## PROBLEM TO SOLVE
Would you copy each line of the data below that has "cable"?

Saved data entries
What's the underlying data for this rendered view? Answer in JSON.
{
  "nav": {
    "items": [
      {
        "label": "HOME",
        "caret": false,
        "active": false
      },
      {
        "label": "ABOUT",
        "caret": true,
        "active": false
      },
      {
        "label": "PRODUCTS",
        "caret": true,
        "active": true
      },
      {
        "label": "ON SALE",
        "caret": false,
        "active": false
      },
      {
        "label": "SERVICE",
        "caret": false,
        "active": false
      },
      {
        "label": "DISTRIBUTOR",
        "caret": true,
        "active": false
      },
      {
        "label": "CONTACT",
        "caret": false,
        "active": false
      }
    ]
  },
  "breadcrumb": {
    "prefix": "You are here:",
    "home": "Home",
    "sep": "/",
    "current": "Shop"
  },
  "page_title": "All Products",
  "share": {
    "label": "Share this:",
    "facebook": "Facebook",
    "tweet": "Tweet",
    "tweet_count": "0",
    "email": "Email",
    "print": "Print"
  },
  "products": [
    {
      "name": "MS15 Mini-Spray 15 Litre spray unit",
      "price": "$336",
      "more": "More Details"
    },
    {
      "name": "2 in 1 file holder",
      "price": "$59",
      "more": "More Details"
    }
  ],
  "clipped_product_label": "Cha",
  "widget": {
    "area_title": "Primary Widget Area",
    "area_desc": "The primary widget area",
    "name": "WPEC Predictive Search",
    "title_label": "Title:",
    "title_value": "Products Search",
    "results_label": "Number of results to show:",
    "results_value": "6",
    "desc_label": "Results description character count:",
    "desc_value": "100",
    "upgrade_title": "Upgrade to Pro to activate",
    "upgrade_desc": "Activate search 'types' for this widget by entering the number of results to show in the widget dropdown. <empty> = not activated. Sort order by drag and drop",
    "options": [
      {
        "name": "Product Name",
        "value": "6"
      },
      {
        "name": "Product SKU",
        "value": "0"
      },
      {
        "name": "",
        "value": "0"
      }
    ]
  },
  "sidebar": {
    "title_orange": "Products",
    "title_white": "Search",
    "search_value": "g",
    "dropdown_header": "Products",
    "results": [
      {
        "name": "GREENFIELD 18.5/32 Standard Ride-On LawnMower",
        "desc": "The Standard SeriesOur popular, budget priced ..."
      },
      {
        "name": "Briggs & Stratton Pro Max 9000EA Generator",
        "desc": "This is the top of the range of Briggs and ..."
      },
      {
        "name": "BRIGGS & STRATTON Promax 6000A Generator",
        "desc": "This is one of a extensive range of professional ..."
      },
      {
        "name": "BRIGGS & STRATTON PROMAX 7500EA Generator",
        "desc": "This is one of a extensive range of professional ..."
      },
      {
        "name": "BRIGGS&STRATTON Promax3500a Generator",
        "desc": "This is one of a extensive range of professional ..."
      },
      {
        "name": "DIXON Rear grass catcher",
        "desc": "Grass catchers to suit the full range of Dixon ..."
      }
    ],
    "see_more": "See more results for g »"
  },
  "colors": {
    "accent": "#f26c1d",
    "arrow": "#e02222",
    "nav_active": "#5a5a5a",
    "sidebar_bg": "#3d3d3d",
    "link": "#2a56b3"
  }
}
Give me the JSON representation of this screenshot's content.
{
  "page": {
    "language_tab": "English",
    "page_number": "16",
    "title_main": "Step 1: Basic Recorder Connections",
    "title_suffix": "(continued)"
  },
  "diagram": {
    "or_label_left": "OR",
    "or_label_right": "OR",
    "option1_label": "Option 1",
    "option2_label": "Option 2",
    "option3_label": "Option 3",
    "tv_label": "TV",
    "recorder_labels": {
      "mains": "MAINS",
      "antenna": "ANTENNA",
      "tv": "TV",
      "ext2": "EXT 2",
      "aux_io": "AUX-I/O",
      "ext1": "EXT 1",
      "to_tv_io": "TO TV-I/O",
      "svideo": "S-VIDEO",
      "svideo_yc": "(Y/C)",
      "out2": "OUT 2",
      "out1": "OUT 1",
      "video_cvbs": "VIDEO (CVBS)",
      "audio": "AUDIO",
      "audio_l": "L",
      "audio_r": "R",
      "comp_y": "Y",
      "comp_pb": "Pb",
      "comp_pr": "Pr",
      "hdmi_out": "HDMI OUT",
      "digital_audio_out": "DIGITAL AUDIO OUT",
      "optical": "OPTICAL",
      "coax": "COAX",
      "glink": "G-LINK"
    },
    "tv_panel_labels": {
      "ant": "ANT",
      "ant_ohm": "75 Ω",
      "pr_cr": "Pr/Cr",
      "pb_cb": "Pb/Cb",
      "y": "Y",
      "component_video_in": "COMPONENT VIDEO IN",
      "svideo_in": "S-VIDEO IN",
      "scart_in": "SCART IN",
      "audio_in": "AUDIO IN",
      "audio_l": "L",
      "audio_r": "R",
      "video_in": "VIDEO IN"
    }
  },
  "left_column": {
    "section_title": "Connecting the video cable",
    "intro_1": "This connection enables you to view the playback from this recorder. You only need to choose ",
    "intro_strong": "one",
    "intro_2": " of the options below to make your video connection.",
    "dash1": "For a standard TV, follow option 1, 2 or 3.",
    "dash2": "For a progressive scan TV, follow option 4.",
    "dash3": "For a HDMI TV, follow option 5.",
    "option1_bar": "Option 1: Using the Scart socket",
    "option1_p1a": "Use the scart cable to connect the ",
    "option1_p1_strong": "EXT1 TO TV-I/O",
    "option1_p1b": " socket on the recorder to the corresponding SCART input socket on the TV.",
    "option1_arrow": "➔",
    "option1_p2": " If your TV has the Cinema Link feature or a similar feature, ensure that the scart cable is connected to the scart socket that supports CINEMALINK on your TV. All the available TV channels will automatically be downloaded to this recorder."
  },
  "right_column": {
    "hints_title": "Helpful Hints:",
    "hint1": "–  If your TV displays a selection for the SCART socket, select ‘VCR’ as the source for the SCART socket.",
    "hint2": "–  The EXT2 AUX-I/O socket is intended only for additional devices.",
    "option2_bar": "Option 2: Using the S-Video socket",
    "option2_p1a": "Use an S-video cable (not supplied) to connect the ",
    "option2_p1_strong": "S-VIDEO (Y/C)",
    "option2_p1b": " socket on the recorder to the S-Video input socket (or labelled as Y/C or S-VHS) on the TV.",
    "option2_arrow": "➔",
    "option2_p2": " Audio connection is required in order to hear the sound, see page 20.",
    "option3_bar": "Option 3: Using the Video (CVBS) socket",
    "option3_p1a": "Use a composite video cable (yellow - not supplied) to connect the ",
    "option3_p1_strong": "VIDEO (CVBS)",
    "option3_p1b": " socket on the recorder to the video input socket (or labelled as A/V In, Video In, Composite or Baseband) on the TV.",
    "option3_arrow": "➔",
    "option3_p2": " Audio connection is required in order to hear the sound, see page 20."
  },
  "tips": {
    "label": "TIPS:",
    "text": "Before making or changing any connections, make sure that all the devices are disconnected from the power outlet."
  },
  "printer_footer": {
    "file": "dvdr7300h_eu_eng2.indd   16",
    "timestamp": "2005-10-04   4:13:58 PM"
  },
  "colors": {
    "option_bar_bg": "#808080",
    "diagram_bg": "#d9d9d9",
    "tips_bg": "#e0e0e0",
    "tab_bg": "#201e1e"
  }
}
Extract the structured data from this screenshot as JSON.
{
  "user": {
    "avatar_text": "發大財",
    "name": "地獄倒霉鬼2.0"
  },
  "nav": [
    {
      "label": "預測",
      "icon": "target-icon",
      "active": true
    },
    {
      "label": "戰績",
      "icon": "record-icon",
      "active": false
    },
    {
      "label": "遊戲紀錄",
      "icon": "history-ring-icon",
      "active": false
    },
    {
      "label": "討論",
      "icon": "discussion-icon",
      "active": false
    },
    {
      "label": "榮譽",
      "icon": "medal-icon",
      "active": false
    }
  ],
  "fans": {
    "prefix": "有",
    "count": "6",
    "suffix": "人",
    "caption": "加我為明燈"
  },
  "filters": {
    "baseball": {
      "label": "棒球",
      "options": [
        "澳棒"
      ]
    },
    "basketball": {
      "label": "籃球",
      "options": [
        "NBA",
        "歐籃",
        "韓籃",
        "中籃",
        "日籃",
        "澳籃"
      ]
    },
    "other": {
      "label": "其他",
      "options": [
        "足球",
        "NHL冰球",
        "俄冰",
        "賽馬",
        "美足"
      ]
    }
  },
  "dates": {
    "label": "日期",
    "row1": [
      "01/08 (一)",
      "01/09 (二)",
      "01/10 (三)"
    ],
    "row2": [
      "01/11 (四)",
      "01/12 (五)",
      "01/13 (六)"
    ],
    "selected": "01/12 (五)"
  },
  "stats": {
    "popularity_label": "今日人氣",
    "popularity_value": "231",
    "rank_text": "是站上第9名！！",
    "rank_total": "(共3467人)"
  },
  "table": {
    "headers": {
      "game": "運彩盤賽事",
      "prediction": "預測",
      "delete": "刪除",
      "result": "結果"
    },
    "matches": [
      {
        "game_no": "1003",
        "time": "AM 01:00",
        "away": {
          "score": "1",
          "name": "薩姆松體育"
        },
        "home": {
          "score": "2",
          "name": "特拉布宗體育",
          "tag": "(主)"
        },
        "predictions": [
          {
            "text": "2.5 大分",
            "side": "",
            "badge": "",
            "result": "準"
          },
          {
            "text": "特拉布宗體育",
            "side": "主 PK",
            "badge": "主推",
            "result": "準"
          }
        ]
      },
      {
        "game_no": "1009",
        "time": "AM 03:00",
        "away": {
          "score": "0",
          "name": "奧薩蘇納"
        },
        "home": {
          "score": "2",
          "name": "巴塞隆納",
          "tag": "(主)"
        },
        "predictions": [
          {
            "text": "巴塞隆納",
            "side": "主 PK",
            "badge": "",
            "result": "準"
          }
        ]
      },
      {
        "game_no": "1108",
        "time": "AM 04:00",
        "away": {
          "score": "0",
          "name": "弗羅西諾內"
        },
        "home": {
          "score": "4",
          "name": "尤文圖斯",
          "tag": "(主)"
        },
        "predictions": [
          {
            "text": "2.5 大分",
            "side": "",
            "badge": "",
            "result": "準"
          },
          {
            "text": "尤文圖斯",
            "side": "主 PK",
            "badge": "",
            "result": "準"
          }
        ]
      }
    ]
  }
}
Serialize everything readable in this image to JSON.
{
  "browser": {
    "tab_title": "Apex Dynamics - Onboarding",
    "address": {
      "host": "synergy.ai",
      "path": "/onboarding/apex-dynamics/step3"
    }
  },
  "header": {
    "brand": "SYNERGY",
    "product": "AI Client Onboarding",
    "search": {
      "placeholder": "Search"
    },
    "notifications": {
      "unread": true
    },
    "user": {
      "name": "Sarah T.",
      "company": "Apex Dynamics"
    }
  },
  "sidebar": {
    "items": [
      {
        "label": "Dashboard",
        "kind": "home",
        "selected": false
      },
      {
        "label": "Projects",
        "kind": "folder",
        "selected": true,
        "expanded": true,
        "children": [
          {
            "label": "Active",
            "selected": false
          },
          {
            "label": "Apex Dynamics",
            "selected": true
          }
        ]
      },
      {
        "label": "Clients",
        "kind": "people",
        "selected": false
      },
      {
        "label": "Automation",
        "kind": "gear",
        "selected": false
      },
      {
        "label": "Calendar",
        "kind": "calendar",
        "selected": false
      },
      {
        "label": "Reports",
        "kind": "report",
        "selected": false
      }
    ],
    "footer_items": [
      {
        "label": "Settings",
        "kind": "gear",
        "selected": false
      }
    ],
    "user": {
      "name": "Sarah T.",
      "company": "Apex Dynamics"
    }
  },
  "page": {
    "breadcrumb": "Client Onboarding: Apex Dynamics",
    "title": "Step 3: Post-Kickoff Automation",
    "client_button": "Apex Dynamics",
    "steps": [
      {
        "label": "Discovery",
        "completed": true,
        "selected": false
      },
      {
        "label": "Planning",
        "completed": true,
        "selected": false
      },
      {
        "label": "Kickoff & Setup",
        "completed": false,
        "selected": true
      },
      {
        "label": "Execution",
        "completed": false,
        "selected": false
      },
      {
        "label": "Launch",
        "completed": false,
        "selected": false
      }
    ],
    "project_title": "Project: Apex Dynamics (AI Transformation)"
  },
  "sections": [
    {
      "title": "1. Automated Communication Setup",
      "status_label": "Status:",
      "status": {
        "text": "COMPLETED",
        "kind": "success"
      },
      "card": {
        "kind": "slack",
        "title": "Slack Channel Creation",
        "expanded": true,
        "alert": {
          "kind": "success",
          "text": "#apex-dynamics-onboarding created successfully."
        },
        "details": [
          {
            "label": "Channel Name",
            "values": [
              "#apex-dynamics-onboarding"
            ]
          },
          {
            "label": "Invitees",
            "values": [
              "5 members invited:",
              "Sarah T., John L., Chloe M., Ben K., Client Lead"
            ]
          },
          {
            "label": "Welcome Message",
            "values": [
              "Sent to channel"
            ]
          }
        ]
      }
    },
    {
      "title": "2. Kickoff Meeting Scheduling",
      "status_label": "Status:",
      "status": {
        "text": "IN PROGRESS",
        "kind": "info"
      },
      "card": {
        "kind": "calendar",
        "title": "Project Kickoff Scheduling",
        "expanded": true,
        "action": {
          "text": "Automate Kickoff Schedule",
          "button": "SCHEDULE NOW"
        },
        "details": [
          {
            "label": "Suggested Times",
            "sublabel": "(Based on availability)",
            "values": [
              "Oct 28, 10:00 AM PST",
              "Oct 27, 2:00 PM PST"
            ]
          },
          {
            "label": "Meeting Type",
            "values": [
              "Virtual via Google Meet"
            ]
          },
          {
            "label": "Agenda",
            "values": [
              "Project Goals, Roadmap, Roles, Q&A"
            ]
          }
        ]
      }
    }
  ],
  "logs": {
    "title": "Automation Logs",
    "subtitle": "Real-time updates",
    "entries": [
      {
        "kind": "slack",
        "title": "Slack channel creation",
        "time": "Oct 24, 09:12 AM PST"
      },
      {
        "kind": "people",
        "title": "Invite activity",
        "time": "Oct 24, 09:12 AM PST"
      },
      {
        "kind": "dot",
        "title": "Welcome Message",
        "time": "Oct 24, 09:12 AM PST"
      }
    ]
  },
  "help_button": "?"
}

## RESULT BELOW
    "section_title": "Connecting the video cable",
    "option1_p1a": "Use the scart cable to connect the ",
    "option1_p2": " If your TV has the Cinema Link feature or a similar feature, ensure that the scart cable is connected to the scart socket that supports CINEMALINK on your TV. All the available TV channels will automatically be downloaded to this recorder."
    "option2_p1a": "Use an S-video cable (not supplied) to connect the ",
    "option3_p1a": "Use a composite video cable (yellow - not supplied) to connect the ",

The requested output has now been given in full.